Records excerpted from a collection:
----

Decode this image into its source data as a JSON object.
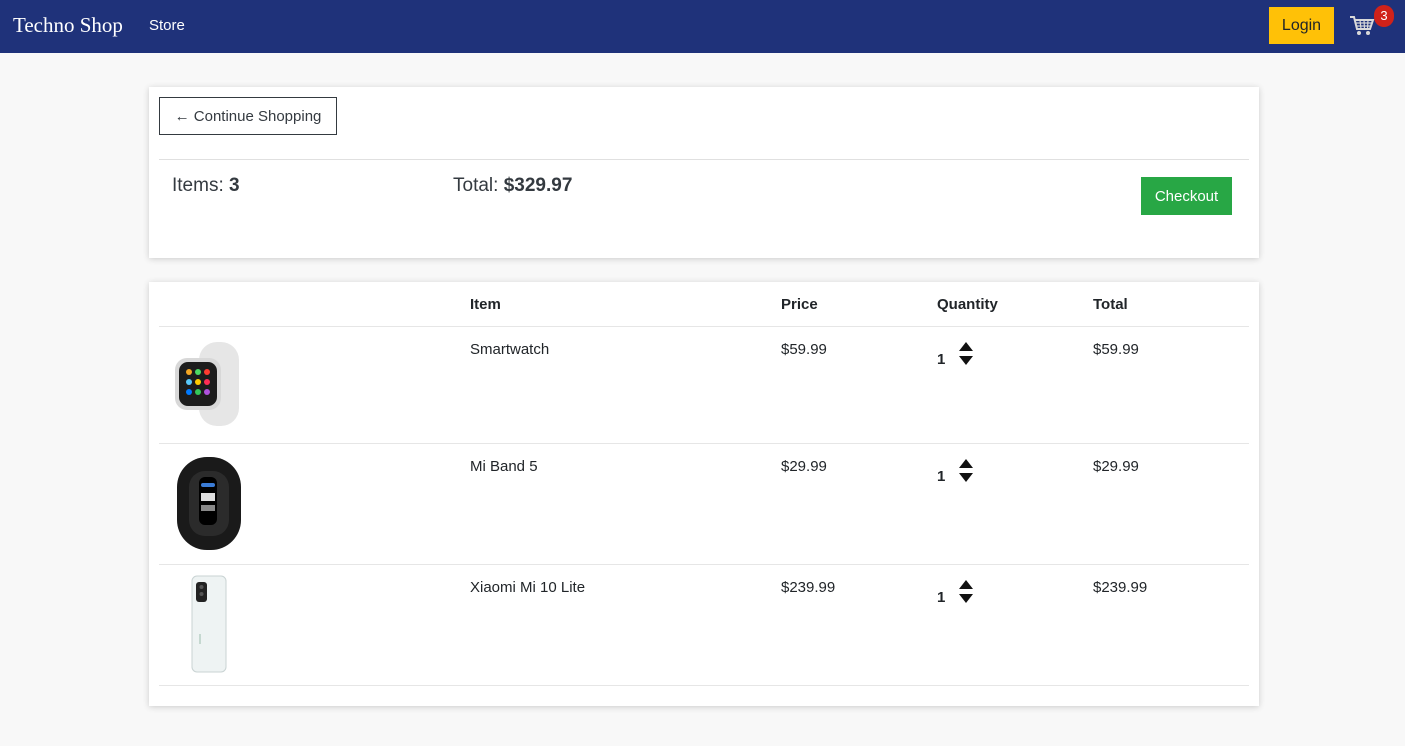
{
  "navbar": {
    "brand": "Techno Shop",
    "store_link": "Store",
    "login_label": "Login",
    "cart_icon": "cart-icon",
    "cart_count": "3"
  },
  "summary": {
    "continue_label": "← Continue Shopping",
    "items_label": "Items:",
    "items_value": "3",
    "total_label": "Total:",
    "total_value": "$329.97",
    "checkout_label": "Checkout"
  },
  "table": {
    "headers": [
      "",
      "Item",
      "Price",
      "Quantity",
      "Total"
    ],
    "rows": [
      {
        "image": "smartwatch-image",
        "item": "Smartwatch",
        "price": "$59.99",
        "quantity": "1",
        "total": "$59.99"
      },
      {
        "image": "mi-band-image",
        "item": "Mi Band 5",
        "price": "$29.99",
        "quantity": "1",
        "total": "$29.99"
      },
      {
        "image": "phone-image",
        "item": "Xiaomi Mi 10 Lite",
        "price": "$239.99",
        "quantity": "1",
        "total": "$239.99"
      }
    ]
  },
  "colors": {
    "navbar": "#1f327a",
    "login": "#ffc107",
    "checkout": "#28a745",
    "badge": "#d0221a"
  }
}
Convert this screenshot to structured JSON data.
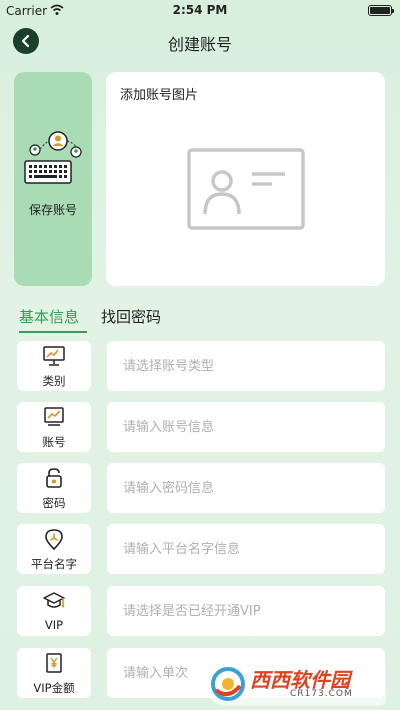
{
  "status_bar": {
    "carrier": "Carrier",
    "time": "2:54 PM"
  },
  "header": {
    "title": "创建账号"
  },
  "save_card": {
    "label": "保存账号"
  },
  "photo_card": {
    "title": "添加账号图片"
  },
  "tabs": [
    {
      "label": "基本信息",
      "active": true
    },
    {
      "label": "找回密码",
      "active": false
    }
  ],
  "form_rows": [
    {
      "label": "类别",
      "placeholder": "请选择账号类型",
      "icon": "monitor-chart-icon"
    },
    {
      "label": "账号",
      "placeholder": "请输入账号信息",
      "icon": "chart-frame-icon"
    },
    {
      "label": "密码",
      "placeholder": "请输入密码信息",
      "icon": "lock-icon"
    },
    {
      "label": "平台名字",
      "placeholder": "请输入平台名字信息",
      "icon": "location-pin-icon"
    },
    {
      "label": "VIP",
      "placeholder": "请选择是否已经开通VIP",
      "icon": "graduation-cap-icon"
    },
    {
      "label": "VIP金额",
      "placeholder": "请输入单次",
      "icon": "yen-note-icon"
    }
  ],
  "watermark": {
    "brand": "西西软件园",
    "url": "CR173.COM"
  },
  "colors": {
    "accent": "#3a9a58",
    "save_card": "#a9dcb4",
    "back_button": "#1a3f2b"
  }
}
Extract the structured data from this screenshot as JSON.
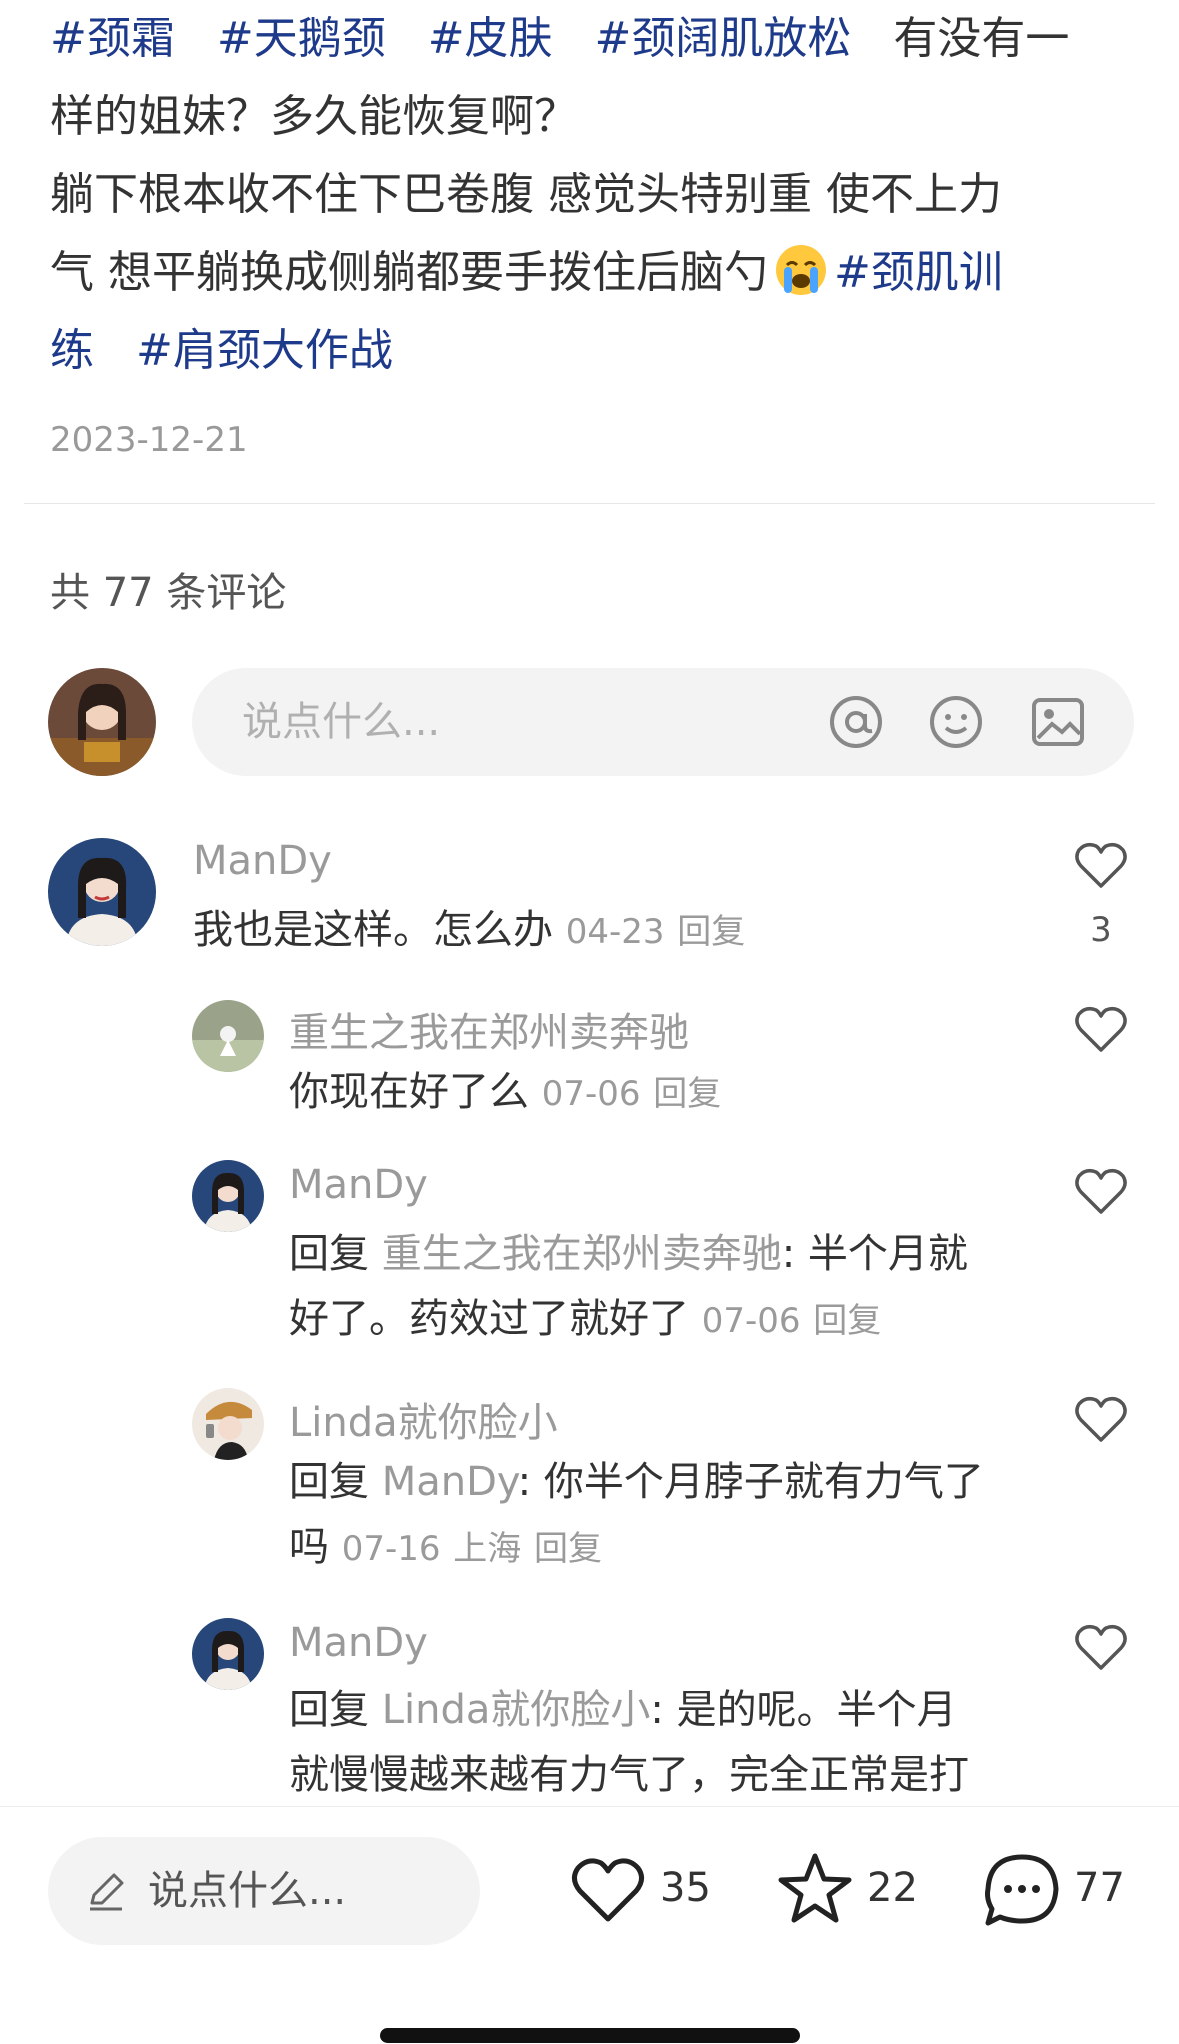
{
  "post": {
    "tags_line1": [
      "#颈霜",
      "#天鹅颈",
      "#皮肤",
      "#颈阔肌放松"
    ],
    "text_line1_tail": "有没有一",
    "text_line2": "样的姐妹？多久能恢复啊？",
    "text_line3": "躺下根本收不住下巴卷腹 感觉头特别重 使不上力",
    "text_line4_a": "气 想平躺换成侧躺都要手拨住后脑勺",
    "tag_line4": "#颈肌训",
    "tag_line5_a": "练",
    "tag_line5_b": "#肩颈大作战",
    "date": "2023-12-21",
    "emoji_name": "crying-face-emoji"
  },
  "comments_header": "共 77 条评论",
  "comment_input": {
    "placeholder": "说点什么...",
    "icons": [
      "at-icon",
      "emoji-icon",
      "image-icon"
    ]
  },
  "comments": [
    {
      "name": "ManDy",
      "text": "我也是这样。怎么办",
      "date": "04-23",
      "reply": "回复",
      "likes": "3"
    },
    {
      "name": "重生之我在郑州卖奔驰",
      "text": "你现在好了么",
      "date": "07-06",
      "reply": "回复"
    },
    {
      "name": "ManDy",
      "prefix": "回复",
      "ref": "重生之我在郑州卖奔驰",
      "text1": ": 半个月就",
      "text2": "好了。药效过了就好了",
      "date": "07-06",
      "reply": "回复"
    },
    {
      "name": "Linda就你脸小",
      "prefix": "回复",
      "ref": "ManDy",
      "text1": ": 你半个月脖子就有力气了",
      "text2": "吗",
      "date": "07-16",
      "location": "上海",
      "reply": "回复"
    },
    {
      "name": "ManDy",
      "prefix": "回复",
      "ref": "Linda就你脸小",
      "text1": ": 是的呢。半个月",
      "text2": "就慢慢越来越有力气了，完全正常是打"
    }
  ],
  "bottom_bar": {
    "placeholder": "说点什么...",
    "likes": "35",
    "favorites": "22",
    "comments": "77"
  },
  "colors": {
    "tag": "#1e3a8a",
    "muted": "#9a9a9a",
    "text": "#333333",
    "pill": "#f3f3f3"
  }
}
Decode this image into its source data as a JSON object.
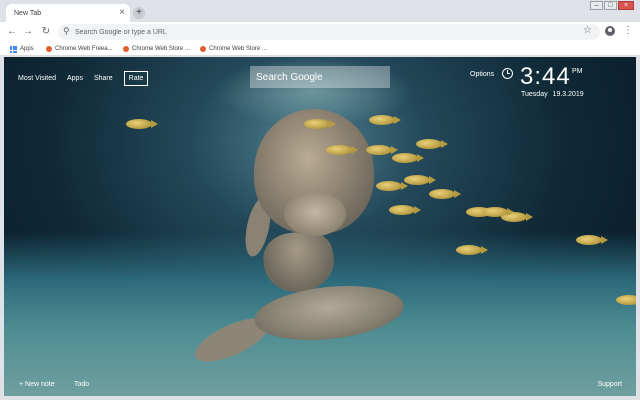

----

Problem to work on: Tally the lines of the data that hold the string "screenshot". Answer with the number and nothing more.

Task answer: 2